● Records provided

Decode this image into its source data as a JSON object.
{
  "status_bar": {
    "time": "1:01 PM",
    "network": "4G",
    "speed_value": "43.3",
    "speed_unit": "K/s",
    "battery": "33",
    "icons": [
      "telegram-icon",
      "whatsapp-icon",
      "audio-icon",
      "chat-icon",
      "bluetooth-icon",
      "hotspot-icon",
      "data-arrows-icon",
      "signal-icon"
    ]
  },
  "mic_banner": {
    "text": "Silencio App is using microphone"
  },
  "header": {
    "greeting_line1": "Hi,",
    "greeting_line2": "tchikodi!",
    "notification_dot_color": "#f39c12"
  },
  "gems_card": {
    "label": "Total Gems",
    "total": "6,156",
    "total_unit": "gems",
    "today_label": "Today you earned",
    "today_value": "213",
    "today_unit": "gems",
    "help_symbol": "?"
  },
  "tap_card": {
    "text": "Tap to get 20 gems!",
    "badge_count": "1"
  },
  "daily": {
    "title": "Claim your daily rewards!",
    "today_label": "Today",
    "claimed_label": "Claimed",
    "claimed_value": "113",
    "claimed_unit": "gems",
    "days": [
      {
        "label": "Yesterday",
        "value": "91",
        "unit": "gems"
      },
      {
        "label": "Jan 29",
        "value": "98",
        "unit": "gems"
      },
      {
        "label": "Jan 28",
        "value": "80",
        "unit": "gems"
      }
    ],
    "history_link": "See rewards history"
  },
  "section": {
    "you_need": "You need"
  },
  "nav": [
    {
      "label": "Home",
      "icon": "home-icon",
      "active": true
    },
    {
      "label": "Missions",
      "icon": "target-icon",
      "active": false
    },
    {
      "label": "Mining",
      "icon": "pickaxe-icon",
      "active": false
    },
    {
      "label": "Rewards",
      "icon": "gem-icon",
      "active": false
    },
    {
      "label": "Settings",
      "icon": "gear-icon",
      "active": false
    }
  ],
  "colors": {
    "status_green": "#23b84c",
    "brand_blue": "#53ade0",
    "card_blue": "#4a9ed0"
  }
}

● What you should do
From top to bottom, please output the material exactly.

● Task solution
Decode this image into its source data as a JSON object.
{
  "status_bar": {
    "time": "1:01 PM",
    "network": "4G",
    "speed_value": "43.3",
    "speed_unit": "K/s",
    "battery": "33",
    "icons": [
      "telegram-icon",
      "whatsapp-icon",
      "audio-icon",
      "chat-icon",
      "bluetooth-icon",
      "hotspot-icon",
      "data-arrows-icon",
      "signal-icon"
    ]
  },
  "mic_banner": {
    "text": "Silencio App is using microphone"
  },
  "header": {
    "greeting_line1": "Hi,",
    "greeting_line2": "tchikodi!",
    "notification_dot_color": "#f39c12"
  },
  "gems_card": {
    "label": "Total Gems",
    "total": "6,156",
    "total_unit": "gems",
    "today_label": "Today you earned",
    "today_value": "213",
    "today_unit": "gems",
    "help_symbol": "?"
  },
  "tap_card": {
    "text": "Tap to get 20 gems!",
    "badge_count": "1"
  },
  "daily": {
    "title": "Claim your daily rewards!",
    "today_label": "Today",
    "claimed_label": "Claimed",
    "claimed_value": "113",
    "claimed_unit": "gems",
    "days": [
      {
        "label": "Yesterday",
        "value": "91",
        "unit": "gems"
      },
      {
        "label": "Jan 29",
        "value": "98",
        "unit": "gems"
      },
      {
        "label": "Jan 28",
        "value": "80",
        "unit": "gems"
      }
    ],
    "history_link": "See rewards history"
  },
  "section": {
    "you_need": "You need"
  },
  "nav": [
    {
      "label": "Home",
      "icon": "home-icon",
      "active": true
    },
    {
      "label": "Missions",
      "icon": "target-icon",
      "active": false
    },
    {
      "label": "Mining",
      "icon": "pickaxe-icon",
      "active": false
    },
    {
      "label": "Rewards",
      "icon": "gem-icon",
      "active": false
    },
    {
      "label": "Settings",
      "icon": "gear-icon",
      "active": false
    }
  ],
  "colors": {
    "status_green": "#23b84c",
    "brand_blue": "#53ade0",
    "card_blue": "#4a9ed0"
  }
}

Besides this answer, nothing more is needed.